Tutor-student ties under the microscope

Poet Euginia Tan (above) is behind the play, Tuition.
Poet Euginia Tan (above) is behind the play, Tuition.PHOTO: ST FILE

In a theatre festival that places little emphasis on mentorship, the irony is not lost on poet Euginia Tan that the idea for her new play, Tuition, came from her former mentor, playwright Joel Tan.

He had mentored her during a playwright residency at the Woodlands Regional Library last year, where she wrote her first play, Holidays, which focuses on the relationships of three friends who find they can be frank with one another only when they are physically apart.

Euginia Tan, 25, says: "He once gave me a prompt to think of any word, so the first word that came to mind was 'parrots'. So I wrote a scene based on parrots. For some reason, that made me think of student-teacher correspondence.

"I feel that we have to mimic a lot of what we are taught, rather than form our own opinions.
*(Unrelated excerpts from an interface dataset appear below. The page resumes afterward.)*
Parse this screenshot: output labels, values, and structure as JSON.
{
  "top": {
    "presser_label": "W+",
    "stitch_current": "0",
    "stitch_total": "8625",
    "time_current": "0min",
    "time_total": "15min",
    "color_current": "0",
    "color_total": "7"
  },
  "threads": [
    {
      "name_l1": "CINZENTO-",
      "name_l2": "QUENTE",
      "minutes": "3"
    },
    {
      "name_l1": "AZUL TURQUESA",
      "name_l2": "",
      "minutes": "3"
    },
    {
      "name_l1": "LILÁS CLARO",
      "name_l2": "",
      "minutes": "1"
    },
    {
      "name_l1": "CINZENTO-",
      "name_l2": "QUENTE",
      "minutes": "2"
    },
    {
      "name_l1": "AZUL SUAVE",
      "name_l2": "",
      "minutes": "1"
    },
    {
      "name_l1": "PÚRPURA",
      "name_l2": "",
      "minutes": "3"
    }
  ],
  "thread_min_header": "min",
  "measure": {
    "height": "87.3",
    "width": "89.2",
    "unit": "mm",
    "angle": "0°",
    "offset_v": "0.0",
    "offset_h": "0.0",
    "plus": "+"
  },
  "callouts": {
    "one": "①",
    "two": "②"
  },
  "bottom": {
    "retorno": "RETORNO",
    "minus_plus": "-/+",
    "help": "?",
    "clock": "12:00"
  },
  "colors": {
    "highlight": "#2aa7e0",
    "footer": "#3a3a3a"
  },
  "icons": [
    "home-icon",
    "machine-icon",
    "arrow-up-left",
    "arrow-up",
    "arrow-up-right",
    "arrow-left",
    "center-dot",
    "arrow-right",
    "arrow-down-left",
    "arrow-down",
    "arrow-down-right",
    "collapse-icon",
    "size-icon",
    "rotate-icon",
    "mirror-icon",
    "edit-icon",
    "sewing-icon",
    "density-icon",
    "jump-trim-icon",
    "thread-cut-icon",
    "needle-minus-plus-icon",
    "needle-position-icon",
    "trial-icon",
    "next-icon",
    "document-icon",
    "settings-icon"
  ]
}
I find tuition such an intimate setting - you meet someone every week, so the tutor-student relationship becomes very complex."

She explores this in her play, which studies how the relationship between a young boy and his tutor evolves.

At the age of 13, she was bitten by the writing bug when her mother, a magazine editor, asked her to translate an interview with actress Fann Wong, done in Chinese, to English.

She went on to write for a magazine and her editor noticed her inclination for creative writing and encouraged her to pursue it.

She was in the National Arts Council's Mentor Access Program in 2013, where she was mentored by poet Grace-Chia Krakovic.

She has two self-published poetry collections, Songs About Girls and Playing Pretty, and recently released a third collection, Phedra, with publisher Ethos Books.

The bachelorette and only child, who is now a full-time writer, finds writing both plays and poems similar, as "you have to take snapshots of everything in the most distilled version possible and that's the challenge".

Of her writing, Joel Tan says: "When I first met Euginia, her writing was lyrical and experimental with form, owing to her background as a poet.

"But as time went on, she gravitated towards naturalism and became disciplined in her storytelling. She's adaptable and can write in many different ways."

A version of this article appeared in the print edition of The Straits Times on April 26, 2016, with the headline 'Tutor-student ties under the microscope'. Subscribe